Could you show each line of the records that contains the word "title"?

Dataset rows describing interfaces
↓

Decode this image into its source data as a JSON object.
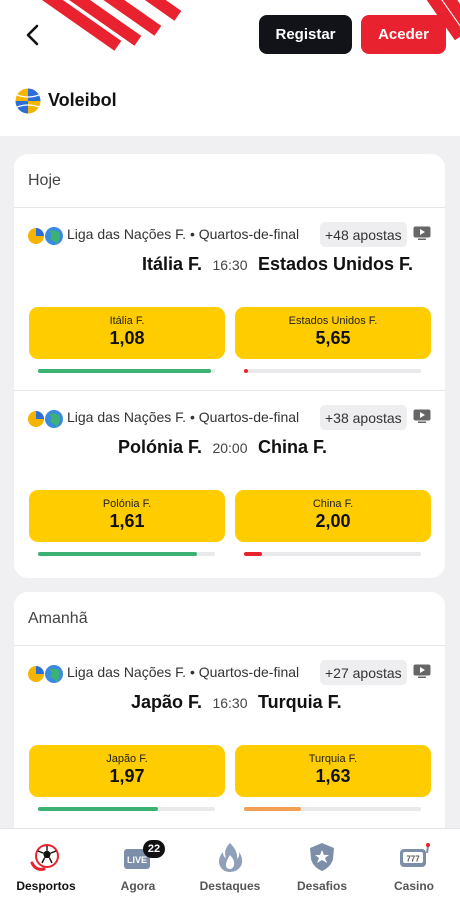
{
  "header": {
    "register_label": "Registar",
    "login_label": "Aceder",
    "brand_color": "#e8222e"
  },
  "sport": {
    "title": "Voleibol",
    "icon": "volleyball-icon"
  },
  "sections": [
    {
      "title": "Hoje",
      "matches": [
        {
          "league": "Liga das Nações F. • Quartos-de-final",
          "bets": "+48 apostas",
          "home": "Itália F.",
          "time": "16:30",
          "away": "Estados Unidos F.",
          "odds": [
            {
              "label": "Itália F.",
              "value": "1,08"
            },
            {
              "label": "Estados Unidos F.",
              "value": "5,65"
            }
          ],
          "bars": [
            {
              "fraction": 0.98,
              "color": "#3bb273"
            },
            {
              "fraction": 0.02,
              "color": "#e8222e"
            }
          ]
        },
        {
          "league": "Liga das Nações F. • Quartos-de-final",
          "bets": "+38 apostas",
          "home": "Polónia F.",
          "time": "20:00",
          "away": "China F.",
          "odds": [
            {
              "label": "Polónia F.",
              "value": "1,61"
            },
            {
              "label": "China F.",
              "value": "2,00"
            }
          ],
          "bars": [
            {
              "fraction": 0.9,
              "color": "#3bb273"
            },
            {
              "fraction": 0.1,
              "color": "#e8222e"
            }
          ]
        }
      ]
    },
    {
      "title": "Amanhã",
      "matches": [
        {
          "league": "Liga das Nações F. • Quartos-de-final",
          "bets": "+27 apostas",
          "home": "Japão F.",
          "time": "16:30",
          "away": "Turquia F.",
          "odds": [
            {
              "label": "Japão F.",
              "value": "1,97"
            },
            {
              "label": "Turquia F.",
              "value": "1,63"
            }
          ],
          "bars": [
            {
              "fraction": 0.68,
              "color": "#3bb273"
            },
            {
              "fraction": 0.32,
              "color": "#f0a050"
            }
          ]
        }
      ]
    }
  ],
  "nav": [
    {
      "label": "Desportos",
      "icon": "football-icon",
      "active": true
    },
    {
      "label": "Agora",
      "icon": "live-tv-icon",
      "badge": "22"
    },
    {
      "label": "Destaques",
      "icon": "flame-icon"
    },
    {
      "label": "Desafios",
      "icon": "star-shield-icon"
    },
    {
      "label": "Casino",
      "icon": "slot-machine-icon"
    }
  ]
}
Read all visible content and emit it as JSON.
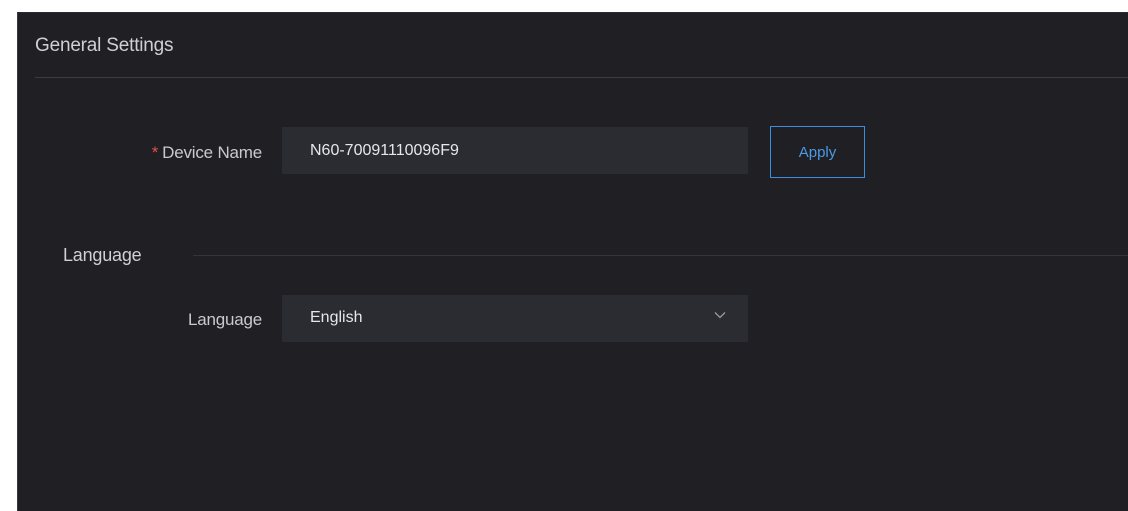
{
  "panel": {
    "title": "General Settings"
  },
  "device_name": {
    "required_mark": "*",
    "label": "Device Name",
    "value": "N60-70091110096F9",
    "apply_label": "Apply"
  },
  "language_section": {
    "title": "Language",
    "field_label": "Language",
    "selected": "English",
    "icon": "chevron-down-icon"
  },
  "colors": {
    "background": "#1f1f24",
    "input_bg": "#2b2c31",
    "accent": "#3d8ee0",
    "required": "#e0504a"
  }
}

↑

SOLUTION TO THIS EXERCISE:
    "title": "Voleibol",
      "title": "Hoje",
      "title": "Amanhã",
    "title": "General Settings"
    "title": "Language",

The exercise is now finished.